AIM OF THE EXERCISE. Scan the listing below for the word "title" and copy every line that has it.

<<<<

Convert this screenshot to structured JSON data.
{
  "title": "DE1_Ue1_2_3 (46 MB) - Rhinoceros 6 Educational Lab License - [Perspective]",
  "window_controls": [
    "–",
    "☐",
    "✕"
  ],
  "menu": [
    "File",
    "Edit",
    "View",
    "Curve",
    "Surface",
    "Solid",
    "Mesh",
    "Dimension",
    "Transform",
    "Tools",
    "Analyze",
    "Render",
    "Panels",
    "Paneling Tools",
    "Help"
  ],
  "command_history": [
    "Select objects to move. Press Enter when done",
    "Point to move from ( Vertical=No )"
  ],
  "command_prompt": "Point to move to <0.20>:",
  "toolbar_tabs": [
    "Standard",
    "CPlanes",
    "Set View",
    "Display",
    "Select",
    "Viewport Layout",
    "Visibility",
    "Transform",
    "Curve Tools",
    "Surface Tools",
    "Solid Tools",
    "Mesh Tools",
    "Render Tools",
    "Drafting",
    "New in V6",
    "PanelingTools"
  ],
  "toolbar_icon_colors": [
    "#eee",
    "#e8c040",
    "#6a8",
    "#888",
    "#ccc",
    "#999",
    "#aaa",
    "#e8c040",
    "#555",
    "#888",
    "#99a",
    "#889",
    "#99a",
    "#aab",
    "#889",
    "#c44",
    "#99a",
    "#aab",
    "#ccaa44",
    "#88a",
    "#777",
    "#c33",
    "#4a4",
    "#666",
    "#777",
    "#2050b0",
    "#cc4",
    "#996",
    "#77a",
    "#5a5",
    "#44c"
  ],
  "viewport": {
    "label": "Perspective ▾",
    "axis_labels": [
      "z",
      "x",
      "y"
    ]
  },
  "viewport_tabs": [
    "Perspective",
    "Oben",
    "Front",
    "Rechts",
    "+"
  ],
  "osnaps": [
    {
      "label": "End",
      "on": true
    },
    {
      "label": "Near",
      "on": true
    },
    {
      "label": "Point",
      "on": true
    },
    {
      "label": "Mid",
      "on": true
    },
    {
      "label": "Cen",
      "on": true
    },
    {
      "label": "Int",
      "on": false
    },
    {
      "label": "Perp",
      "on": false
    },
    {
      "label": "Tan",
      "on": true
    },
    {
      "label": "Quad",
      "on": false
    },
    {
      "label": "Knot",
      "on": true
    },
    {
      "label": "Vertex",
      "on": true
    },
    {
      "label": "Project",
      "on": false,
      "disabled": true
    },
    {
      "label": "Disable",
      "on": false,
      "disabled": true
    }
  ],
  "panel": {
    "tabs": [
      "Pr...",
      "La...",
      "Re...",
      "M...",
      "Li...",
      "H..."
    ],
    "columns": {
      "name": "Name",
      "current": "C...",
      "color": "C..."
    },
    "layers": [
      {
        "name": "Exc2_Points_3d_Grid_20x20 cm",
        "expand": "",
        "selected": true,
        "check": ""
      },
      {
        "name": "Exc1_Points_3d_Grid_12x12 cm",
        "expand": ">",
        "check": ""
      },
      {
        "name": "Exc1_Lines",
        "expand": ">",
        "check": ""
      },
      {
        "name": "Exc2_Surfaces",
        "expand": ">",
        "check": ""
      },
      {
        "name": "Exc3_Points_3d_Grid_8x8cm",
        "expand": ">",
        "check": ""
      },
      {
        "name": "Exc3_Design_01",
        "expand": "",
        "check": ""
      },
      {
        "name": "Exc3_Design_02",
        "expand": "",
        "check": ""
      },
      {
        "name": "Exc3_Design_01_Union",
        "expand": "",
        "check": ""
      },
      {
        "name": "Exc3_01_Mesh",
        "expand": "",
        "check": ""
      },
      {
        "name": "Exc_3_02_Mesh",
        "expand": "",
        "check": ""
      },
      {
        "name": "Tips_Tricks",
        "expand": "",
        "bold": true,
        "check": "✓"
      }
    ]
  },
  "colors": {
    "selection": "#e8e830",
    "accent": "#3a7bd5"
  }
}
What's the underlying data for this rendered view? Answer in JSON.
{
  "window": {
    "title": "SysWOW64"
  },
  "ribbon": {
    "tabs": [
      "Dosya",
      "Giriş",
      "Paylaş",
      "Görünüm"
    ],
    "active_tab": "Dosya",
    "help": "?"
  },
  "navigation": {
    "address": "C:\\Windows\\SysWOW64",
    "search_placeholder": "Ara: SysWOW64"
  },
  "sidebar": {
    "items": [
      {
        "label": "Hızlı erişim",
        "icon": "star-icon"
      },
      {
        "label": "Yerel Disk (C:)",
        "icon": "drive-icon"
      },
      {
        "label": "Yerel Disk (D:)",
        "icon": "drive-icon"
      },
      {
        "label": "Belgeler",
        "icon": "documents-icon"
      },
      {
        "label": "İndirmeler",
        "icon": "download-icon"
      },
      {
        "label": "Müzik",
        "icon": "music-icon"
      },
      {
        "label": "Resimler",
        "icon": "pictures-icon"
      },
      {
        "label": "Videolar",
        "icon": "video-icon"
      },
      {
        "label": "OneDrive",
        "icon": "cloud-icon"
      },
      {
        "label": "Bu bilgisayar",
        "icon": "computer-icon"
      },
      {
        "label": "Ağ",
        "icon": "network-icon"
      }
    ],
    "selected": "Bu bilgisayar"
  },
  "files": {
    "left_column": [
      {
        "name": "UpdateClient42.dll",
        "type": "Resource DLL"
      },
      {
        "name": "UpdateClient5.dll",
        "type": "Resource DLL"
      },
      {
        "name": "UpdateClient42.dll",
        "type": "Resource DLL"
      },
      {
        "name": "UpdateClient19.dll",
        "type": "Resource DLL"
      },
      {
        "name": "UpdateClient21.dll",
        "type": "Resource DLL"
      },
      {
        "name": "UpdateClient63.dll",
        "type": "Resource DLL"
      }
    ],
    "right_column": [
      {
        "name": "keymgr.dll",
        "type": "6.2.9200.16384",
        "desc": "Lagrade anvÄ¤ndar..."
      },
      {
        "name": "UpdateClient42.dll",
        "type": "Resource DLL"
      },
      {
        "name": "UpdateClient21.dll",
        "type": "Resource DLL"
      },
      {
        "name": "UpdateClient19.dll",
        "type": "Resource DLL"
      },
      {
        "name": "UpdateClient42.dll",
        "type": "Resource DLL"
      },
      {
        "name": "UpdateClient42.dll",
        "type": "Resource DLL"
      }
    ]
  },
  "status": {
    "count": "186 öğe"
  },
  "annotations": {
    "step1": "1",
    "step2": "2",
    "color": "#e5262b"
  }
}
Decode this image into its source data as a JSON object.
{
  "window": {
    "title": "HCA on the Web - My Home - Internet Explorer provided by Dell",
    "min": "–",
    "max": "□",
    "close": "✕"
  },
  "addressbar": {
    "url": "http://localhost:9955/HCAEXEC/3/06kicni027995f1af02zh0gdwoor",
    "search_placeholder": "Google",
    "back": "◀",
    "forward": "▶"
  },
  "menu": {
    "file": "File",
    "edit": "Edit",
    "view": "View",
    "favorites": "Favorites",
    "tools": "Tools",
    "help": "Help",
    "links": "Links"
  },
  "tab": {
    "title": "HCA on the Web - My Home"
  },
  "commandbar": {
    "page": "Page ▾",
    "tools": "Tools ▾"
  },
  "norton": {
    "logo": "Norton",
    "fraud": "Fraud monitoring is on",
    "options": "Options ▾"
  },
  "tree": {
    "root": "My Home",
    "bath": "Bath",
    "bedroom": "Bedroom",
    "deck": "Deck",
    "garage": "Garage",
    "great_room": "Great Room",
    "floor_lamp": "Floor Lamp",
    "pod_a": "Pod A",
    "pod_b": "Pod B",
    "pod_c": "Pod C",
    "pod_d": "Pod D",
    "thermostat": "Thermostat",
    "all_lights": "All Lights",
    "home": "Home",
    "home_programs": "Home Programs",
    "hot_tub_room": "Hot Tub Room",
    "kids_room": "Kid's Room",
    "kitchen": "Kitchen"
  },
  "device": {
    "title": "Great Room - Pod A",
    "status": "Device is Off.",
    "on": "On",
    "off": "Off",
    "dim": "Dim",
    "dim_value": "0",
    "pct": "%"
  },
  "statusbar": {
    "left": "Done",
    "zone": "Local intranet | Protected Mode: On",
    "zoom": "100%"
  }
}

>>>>

REPLY.
  "title": "DE1_Ue1_2_3 (46 MB) - Rhinoceros 6 Educational Lab License - [Perspective]",
    "title": "SysWOW64"
    "title": "HCA on the Web - My Home - Internet Explorer provided by Dell",
    "title": "HCA on the Web - My Home"
    "title": "Great Room - Pod A",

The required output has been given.